A simple model inspired by the „Digital Transformation Model“ by Alain Veuve, to explain the necessity for personal change, in order to keep up with the technological developments.
As new technologies emerge, they are initially adopted by early innovators and gradually by the rest of the majority, transitioning from trends to industry standards. The degree of adoption of new technologies by the industry resembles a wave, it starts slow and then increases rapidly.
The industry is changing and so does the skill-set required from professionals in order for them to remain competitive in the market. The main body of the work force typically reacts with delay on new technologies. As the degree of adoption of new technologies by the industry increases, it reaches a critical point and the work force rapidly transforms to follow the industry’s needs. If the local workforce cannot keep up with the changes, the industry will look for professionals outside the local borders.

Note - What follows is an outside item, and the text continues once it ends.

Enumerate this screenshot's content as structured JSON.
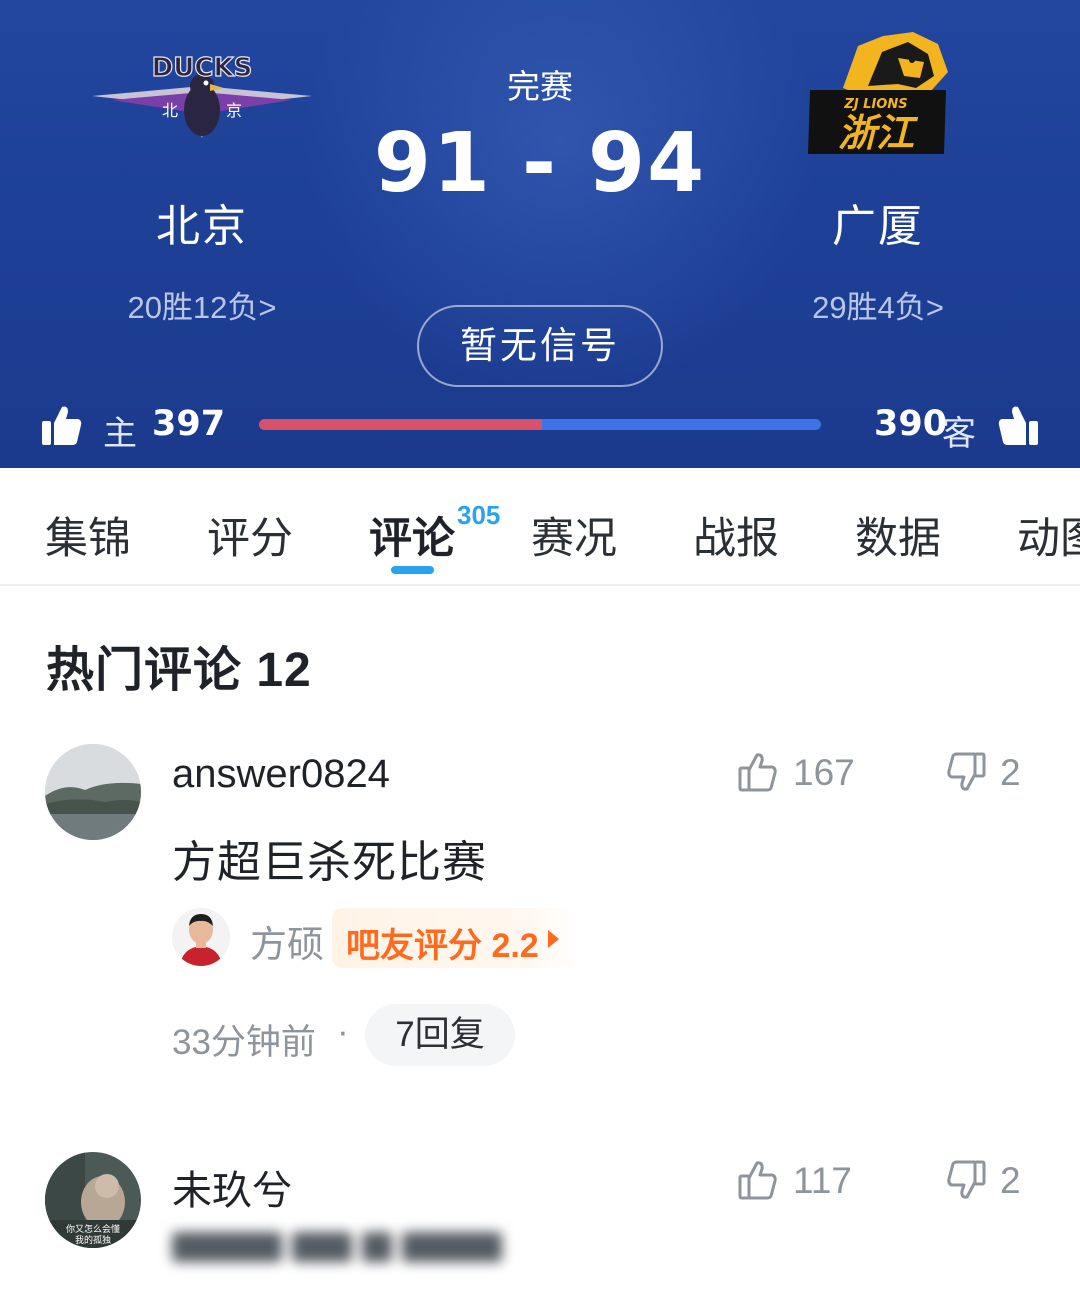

Each one of us has a different ability to adapt to change. The personal price we have to pay to keep up with change depends on our personal adaptability and the moment we choose to change. The personal adaptability is the ability to easily adapt to change and varies from person to person. In general, our personal adaptability is not always enough to keep up with the rate at which technological developments are happening and this leads to a personal skills debt. The debt increases by time and if we delay the change too long, it may exceed our ability to transform. The earlier we recognize the need for change, the easier we can manage our personal skills dept. This is a continuous, never ending effort, that requires us to move outside our own comfort zone.
There will always be parts of the workforce that will not follow the market changes. There are various reasons for this, for example because it is more comfortable to keep things as they are and people naturally tend to resist change, or because parts of the workforce do not have access to the means required to achieve the change. Eventually this part of the workforce will be overwhelmed by the developments and will have difficulty remaining competitive.
Sources and further reading: